What is needed is an exact copy of every record.
*-*-*
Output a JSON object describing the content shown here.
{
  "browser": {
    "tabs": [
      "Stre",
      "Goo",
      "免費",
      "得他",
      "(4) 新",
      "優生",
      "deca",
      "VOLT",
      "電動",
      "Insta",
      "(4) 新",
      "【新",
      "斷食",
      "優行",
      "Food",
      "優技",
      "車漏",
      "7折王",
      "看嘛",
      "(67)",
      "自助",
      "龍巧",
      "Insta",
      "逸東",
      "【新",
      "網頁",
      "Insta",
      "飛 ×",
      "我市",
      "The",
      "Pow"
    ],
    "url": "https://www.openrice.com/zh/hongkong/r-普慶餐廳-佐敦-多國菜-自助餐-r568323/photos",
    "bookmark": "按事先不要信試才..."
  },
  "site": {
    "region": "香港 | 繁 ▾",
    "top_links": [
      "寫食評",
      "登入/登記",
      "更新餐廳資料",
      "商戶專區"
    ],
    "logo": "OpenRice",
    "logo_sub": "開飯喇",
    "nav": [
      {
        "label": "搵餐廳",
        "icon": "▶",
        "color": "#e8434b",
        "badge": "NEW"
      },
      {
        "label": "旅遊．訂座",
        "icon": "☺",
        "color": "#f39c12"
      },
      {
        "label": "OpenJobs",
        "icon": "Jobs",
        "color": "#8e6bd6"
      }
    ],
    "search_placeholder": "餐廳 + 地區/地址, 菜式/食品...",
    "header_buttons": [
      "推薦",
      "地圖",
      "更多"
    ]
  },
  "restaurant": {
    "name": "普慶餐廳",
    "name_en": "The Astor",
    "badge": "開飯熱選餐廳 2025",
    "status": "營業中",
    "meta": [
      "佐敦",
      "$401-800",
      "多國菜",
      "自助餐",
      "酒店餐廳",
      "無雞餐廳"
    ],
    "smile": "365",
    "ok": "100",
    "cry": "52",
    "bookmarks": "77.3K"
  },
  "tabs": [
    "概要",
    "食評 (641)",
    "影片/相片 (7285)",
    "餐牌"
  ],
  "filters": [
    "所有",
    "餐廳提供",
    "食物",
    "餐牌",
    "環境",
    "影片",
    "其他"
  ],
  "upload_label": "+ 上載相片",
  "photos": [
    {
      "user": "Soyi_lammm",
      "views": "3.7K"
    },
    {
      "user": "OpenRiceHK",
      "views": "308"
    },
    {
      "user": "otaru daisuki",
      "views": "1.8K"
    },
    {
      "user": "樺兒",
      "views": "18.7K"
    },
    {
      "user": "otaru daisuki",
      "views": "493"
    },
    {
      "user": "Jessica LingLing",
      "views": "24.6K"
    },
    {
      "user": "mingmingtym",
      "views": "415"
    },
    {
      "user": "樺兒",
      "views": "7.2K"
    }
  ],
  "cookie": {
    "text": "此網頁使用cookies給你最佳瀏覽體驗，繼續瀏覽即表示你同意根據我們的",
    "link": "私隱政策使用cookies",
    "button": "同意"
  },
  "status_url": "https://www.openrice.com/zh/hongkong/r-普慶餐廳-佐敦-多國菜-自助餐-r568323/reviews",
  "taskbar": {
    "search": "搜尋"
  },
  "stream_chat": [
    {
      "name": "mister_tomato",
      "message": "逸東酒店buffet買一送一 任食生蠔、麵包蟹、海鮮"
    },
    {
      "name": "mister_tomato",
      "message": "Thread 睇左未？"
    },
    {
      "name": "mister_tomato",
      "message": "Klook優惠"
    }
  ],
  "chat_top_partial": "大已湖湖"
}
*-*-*
§ **TASK ANSWER**:
Output a JSON object describing the content shown here.
{
  "browser": {
    "tabs": [
      "Stre",
      "Goo",
      "免費",
      "得他",
      "(4) 新",
      "優生",
      "deca",
      "VOLT",
      "電動",
      "Insta",
      "(4) 新",
      "【新",
      "斷食",
      "優行",
      "Food",
      "優技",
      "車漏",
      "7折王",
      "看嘛",
      "(67)",
      "自助",
      "龍巧",
      "Insta",
      "逸東",
      "【新",
      "網頁",
      "Insta",
      "飛 ×",
      "我市",
      "The",
      "Pow"
    ],
    "url": "https://www.openrice.com/zh/hongkong/r-普慶餐廳-佐敦-多國菜-自助餐-r568323/photos",
    "bookmark": "按事先不要信試才..."
  },
  "site": {
    "region": "香港 | 繁 ▾",
    "top_links": [
      "寫食評",
      "登入/登記",
      "更新餐廳資料",
      "商戶專區"
    ],
    "logo": "OpenRice",
    "logo_sub": "開飯喇",
    "nav": [
      {
        "label": "搵餐廳",
        "icon": "▶",
        "color": "#e8434b",
        "badge": "NEW"
      },
      {
        "label": "旅遊．訂座",
        "icon": "☺",
        "color": "#f39c12"
      },
      {
        "label": "OpenJobs",
        "icon": "Jobs",
        "color": "#8e6bd6"
      }
    ],
    "search_placeholder": "餐廳 + 地區/地址, 菜式/食品...",
    "header_buttons": [
      "推薦",
      "地圖",
      "更多"
    ]
  },
  "restaurant": {
    "name": "普慶餐廳",
    "name_en": "The Astor",
    "badge": "開飯熱選餐廳 2025",
    "status": "營業中",
    "meta": [
      "佐敦",
      "$401-800",
      "多國菜",
      "自助餐",
      "酒店餐廳",
      "無雞餐廳"
    ],
    "smile": "365",
    "ok": "100",
    "cry": "52",
    "bookmarks": "77.3K"
  },
  "tabs": [
    "概要",
    "食評 (641)",
    "影片/相片 (7285)",
    "餐牌"
  ],
  "filters": [
    "所有",
    "餐廳提供",
    "食物",
    "餐牌",
    "環境",
    "影片",
    "其他"
  ],
  "upload_label": "+ 上載相片",
  "photos": [
    {
      "user": "Soyi_lammm",
      "views": "3.7K"
    },
    {
      "user": "OpenRiceHK",
      "views": "308"
    },
    {
      "user": "otaru daisuki",
      "views": "1.8K"
    },
    {
      "user": "樺兒",
      "views": "18.7K"
    },
    {
      "user": "otaru daisuki",
      "views": "493"
    },
    {
      "user": "Jessica LingLing",
      "views": "24.6K"
    },
    {
      "user": "mingmingtym",
      "views": "415"
    },
    {
      "user": "樺兒",
      "views": "7.2K"
    }
  ],
  "cookie": {
    "text": "此網頁使用cookies給你最佳瀏覽體驗，繼續瀏覽即表示你同意根據我們的",
    "link": "私隱政策使用cookies",
    "button": "同意"
  },
  "status_url": "https://www.openrice.com/zh/hongkong/r-普慶餐廳-佐敦-多國菜-自助餐-r568323/reviews",
  "taskbar": {
    "search": "搜尋"
  },
  "stream_chat": [
    {
      "name": "mister_tomato",
      "message": "逸東酒店buffet買一送一 任食生蠔、麵包蟹、海鮮"
    },
    {
      "name": "mister_tomato",
      "message": "Thread 睇左未？"
    },
    {
      "name": "mister_tomato",
      "message": "Klook優惠"
    }
  ],
  "chat_top_partial": "大已湖湖"
}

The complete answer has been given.